Gas Flow to Your Furnace

If gas were to simply flow into the combustion chamber of your furnace at the pressure it was entering your home through the gas company supply pipe, your furnace would most likely not perform efficiently. One of the numerous roles of your furnace’s gas valve is to help manage the pressure of incoming gas, customizing it to your furnace’s demands and capabilities. However, it is vital to measure your gas pressure over time to ensure that it remains within the ideal range; otherwise, undesired problems may arise.

How to Test the Gas Valve on Your Furnace

Before you focus on the gas valve, there are a few things to consider. To begin, make sure that gas is flowing to your home by checking to determine if:

  • There is still hot water in your house.
  • Your stove’s burners will light up.
  • The pilot light on your water heater is turned on.
  • Any other gas-powered appliances will begin to operate.

If everything appears to be in order here, you should proceed to inspect your furnace. It should still be warm if it stopped running in the middle of a cycle. If this is the case, the problem is most likely with your thermocouple rather than your gas valve. This part is designed to keep the valve open while also having the ability to shut it down at any time if it develops a defect. If your furnace didn’t shut off in the middle of its cycle and is still cold to the touch, the next step is to use a multimeter to examine the electrical side of your heater:

  • Turn off the furnace at the wall switch.
  • Locate the gas valve at the service panel on the side of the machine. Two wires should be connected to the side or top of the valve.
  • Remove the wires, but make a note of where they were attached so you may reconnect them after the inspection.
  • Set the multimeter to millivolts (mV) and touch one of the gas valve terminals with the tester wands. The voltage should be between 145 and 195 millivolts. Anything outside of this range indicates a problem with your gas valve, and you’ll need to replace it.

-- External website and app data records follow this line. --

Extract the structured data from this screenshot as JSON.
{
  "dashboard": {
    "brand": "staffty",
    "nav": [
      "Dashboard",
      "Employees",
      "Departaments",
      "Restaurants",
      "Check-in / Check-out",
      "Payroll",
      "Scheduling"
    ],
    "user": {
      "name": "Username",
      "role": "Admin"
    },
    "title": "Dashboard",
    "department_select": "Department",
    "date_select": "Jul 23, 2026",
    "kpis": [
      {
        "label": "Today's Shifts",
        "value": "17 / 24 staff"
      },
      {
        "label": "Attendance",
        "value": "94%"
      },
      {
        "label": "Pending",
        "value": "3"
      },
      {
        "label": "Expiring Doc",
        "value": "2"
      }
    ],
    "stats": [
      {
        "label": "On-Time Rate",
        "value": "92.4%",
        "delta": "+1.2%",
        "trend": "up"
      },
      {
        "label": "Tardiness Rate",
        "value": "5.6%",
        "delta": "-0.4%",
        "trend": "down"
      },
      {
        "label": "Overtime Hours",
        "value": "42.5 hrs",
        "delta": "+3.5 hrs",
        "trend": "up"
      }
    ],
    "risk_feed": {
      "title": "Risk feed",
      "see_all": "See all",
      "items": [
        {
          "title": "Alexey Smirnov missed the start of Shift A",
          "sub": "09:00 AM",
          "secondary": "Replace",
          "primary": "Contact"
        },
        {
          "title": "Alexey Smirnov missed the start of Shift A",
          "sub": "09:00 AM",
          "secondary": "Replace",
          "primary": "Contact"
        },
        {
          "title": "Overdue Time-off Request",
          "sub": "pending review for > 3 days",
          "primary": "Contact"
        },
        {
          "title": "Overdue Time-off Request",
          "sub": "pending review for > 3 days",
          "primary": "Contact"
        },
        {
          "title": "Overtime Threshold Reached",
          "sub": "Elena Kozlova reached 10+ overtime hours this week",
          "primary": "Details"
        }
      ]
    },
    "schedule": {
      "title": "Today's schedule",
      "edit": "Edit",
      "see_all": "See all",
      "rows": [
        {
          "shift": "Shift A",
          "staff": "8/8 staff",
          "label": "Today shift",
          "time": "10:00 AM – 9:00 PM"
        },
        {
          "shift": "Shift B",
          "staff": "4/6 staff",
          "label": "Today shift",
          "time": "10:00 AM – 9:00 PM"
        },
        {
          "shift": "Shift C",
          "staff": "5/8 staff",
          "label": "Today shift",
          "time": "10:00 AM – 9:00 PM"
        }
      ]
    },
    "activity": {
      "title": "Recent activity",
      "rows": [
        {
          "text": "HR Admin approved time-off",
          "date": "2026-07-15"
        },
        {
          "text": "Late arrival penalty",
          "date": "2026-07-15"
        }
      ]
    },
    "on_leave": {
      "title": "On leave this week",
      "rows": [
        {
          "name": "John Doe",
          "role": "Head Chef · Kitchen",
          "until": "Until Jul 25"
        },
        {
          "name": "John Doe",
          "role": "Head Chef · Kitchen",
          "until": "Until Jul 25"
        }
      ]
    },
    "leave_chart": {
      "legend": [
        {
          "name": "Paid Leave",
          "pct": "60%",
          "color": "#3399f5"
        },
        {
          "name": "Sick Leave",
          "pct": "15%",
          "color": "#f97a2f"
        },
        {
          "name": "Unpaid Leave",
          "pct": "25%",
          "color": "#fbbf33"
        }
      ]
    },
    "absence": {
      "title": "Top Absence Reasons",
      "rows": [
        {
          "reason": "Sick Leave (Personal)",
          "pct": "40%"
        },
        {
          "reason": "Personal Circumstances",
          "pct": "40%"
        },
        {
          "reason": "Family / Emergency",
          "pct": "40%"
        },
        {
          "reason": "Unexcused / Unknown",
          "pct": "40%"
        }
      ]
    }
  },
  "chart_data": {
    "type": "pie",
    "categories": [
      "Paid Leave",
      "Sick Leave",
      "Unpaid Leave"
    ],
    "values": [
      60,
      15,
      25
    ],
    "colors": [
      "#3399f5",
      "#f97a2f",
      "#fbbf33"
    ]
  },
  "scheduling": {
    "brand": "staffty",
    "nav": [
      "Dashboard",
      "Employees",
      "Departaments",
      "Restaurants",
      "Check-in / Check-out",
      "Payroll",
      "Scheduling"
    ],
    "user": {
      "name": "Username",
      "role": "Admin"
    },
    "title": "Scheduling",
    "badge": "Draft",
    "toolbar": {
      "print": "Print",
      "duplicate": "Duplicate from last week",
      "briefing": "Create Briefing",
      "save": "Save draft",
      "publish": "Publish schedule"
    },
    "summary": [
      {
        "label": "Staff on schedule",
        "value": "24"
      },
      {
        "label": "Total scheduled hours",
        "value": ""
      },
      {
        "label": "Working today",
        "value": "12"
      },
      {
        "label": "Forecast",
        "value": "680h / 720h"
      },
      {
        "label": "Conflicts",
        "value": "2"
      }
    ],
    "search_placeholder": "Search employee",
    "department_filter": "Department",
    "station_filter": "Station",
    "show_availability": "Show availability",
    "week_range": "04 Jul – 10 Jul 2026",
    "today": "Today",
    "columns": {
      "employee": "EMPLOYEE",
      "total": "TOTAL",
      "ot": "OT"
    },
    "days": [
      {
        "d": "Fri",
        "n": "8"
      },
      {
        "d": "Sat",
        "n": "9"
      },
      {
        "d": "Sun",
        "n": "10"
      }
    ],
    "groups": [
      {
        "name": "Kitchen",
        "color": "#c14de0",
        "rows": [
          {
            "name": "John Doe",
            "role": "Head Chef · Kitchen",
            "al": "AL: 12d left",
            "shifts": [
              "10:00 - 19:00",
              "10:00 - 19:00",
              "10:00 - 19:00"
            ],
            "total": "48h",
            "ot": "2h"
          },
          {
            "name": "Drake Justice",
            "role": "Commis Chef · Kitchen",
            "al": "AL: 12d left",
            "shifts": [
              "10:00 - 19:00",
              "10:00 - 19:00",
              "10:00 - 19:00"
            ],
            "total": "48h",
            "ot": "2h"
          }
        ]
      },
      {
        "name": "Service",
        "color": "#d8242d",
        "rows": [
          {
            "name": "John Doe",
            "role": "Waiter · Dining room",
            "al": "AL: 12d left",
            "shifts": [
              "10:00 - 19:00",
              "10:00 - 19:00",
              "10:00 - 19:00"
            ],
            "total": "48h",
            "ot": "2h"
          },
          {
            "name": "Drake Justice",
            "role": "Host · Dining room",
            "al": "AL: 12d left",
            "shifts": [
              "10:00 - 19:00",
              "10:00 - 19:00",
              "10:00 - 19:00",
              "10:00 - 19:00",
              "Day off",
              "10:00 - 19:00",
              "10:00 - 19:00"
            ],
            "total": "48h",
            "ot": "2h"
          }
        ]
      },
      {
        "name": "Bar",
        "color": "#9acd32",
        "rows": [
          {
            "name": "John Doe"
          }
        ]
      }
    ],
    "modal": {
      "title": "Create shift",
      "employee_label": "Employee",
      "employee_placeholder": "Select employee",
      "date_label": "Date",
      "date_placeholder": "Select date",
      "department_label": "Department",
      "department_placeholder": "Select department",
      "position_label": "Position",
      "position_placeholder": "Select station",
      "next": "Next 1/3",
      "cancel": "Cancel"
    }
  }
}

If all of your tests come back normal, your gas valve is most likely the source of the problem and needs to be replaced.

Problems with Gas Pressure to Your Furnace

Your furnace’s efficiency will suffer if the gas pressure is too low. Not only that, but it will increase the amount of burnt gas condensation. Because the proportion of air in the air-fuel mixture will be too high, this will be the case. This moisture tends to collect inside the heat exchanger, where it will eventually cause corrosion, forcing the replacement of this important component.

High gas pressure can harm your furnace just as much as low gas pressure. This is due to the fact that it considerably increases the risk of the furnace overheating. When this happens, the increased heat can harm a variety of internal components. As a result, it’s critical to get your gas pressure checked and adjusted on a regular basis.